Shop for Endorsement Coverage
Don’t assume that the least expensive home insurance carrier is the least expensive way to go for your vacant home insurance. While it may be convenient to make a phone call to add on a vacant home endorsement, consider shopping around for the best rates since the premium is much more expensive, property owners expecting longer vacancies should shop rates among insurance brokers.
Frequently Asked Questions (FAQs)
Many homeowners and real estate investors will find themselves sitting on a vacant property at some point in property ownership. While we have tried to address all aspects of vacant property insurance coverage, questions may still arise.
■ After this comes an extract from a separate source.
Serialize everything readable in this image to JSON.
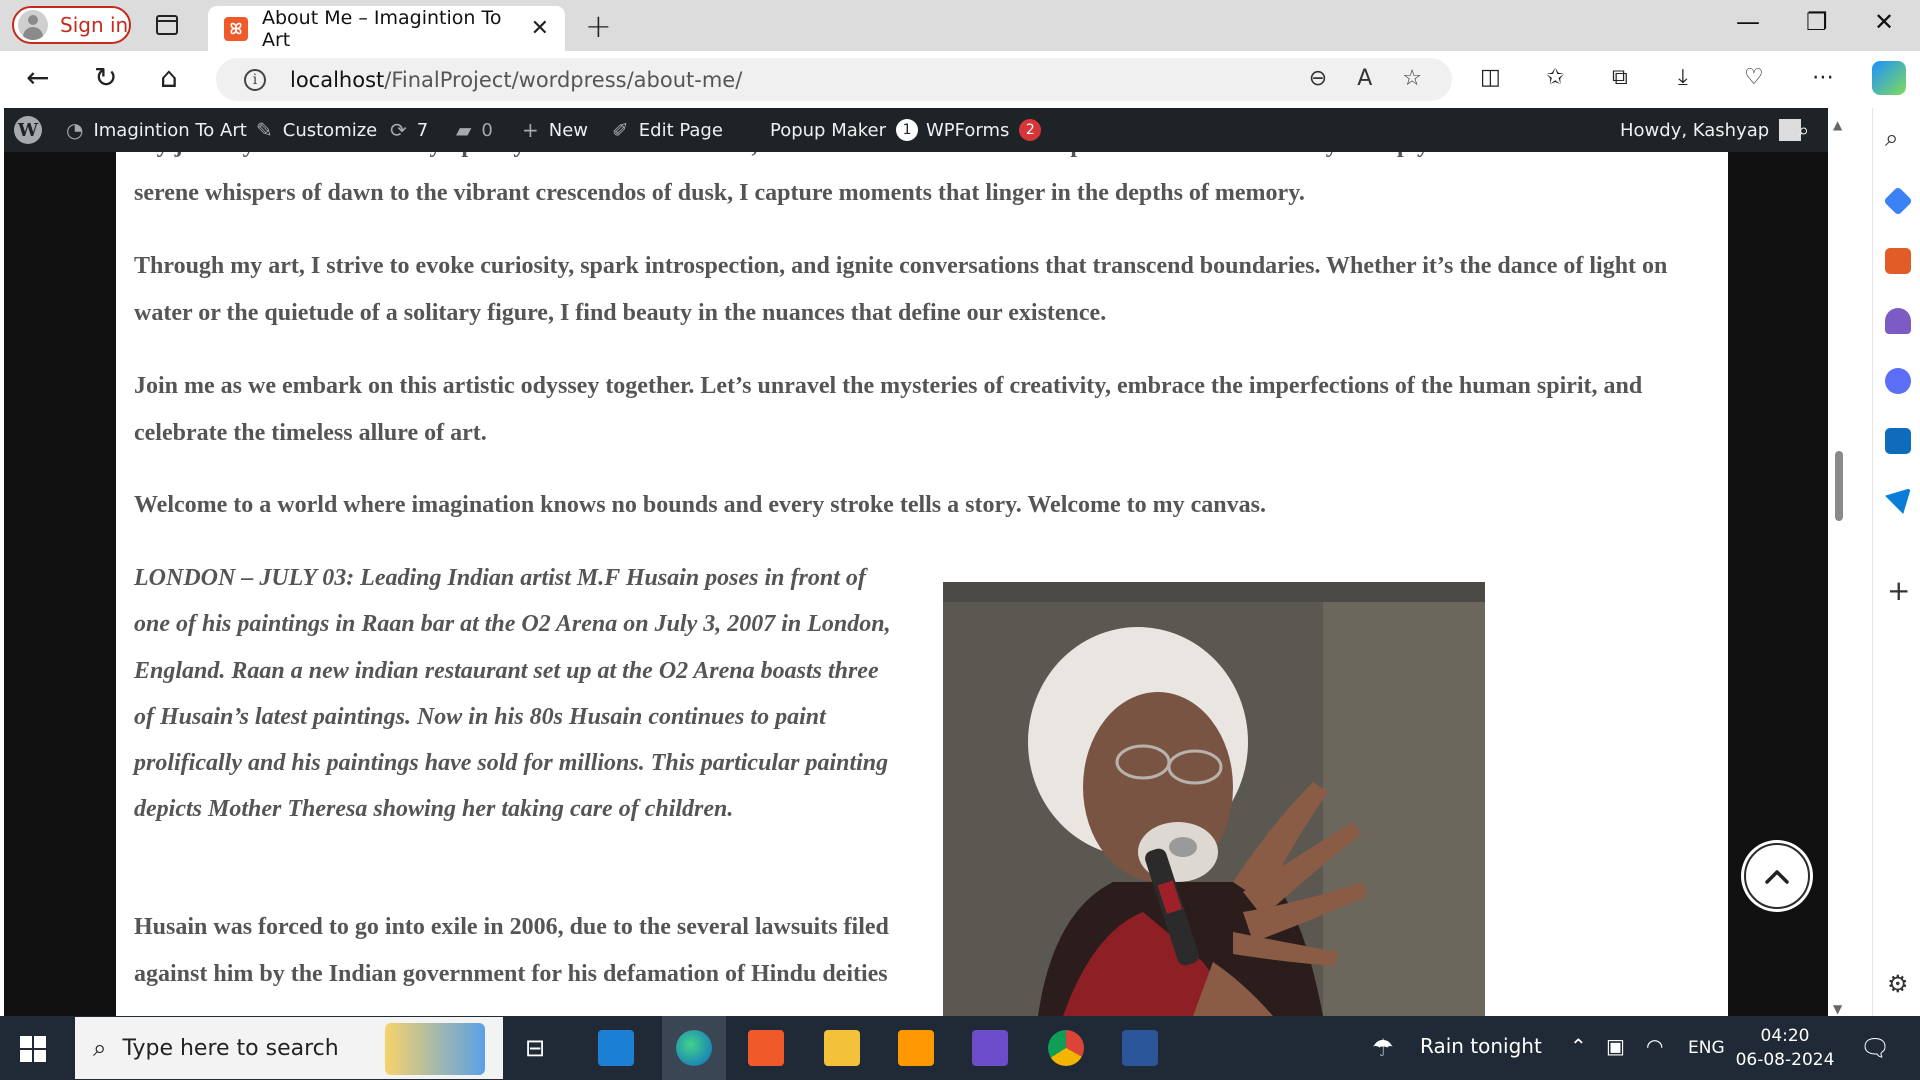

Below are some of the most common questions.
Can you have rental property insurance on vacant property?
Rental property insurance policies usually stipulate that if a property is vacant for more than 30 days, there is no coverage. To insure rental properties during periods of unoccupancy properly, request an endorsement from your insurance carrier.
How long can vacant homes be insured?
Vacant homes can be insured through normal homeowners insurance policies for 30 to 60 days without additional notification or policy adjustments being made with the insurance company. When properties remain vacant or unoccupied beyond this period, owners should contact their insurance carrier to discuss the best option for protection.
How much does vacant home insurance cost?
Vacant home insurance costs anywhere from 50% to 150% percent more than traditional homeowners insurance premiums for the same property. The increase in premium is directly related to the increase in risk homes left unattended face, including the high probability for vandalism, vagrancy, theft, and weather damage.
Do you have to have insurance on vacant land?
Vacant land is any land that doesn’t have a structure on it, but there is liability if someone on the land gets hurt—even if the person is trespassing. A liability-only policy can be purchased, or a homeowner may check with their insurance company to see if existing home or umbrella policies cover this.
A property that is unoccupied for more than 30 consecutive days generally won’t be covered by your homeowners insurance policy. Instead, you need to purchase an unoccupied home insurance policy to protect the vacant property. This policy includes things like peril, liability, fire, and vandalism coverage and is generally 50% more expensive than a homeowners policy.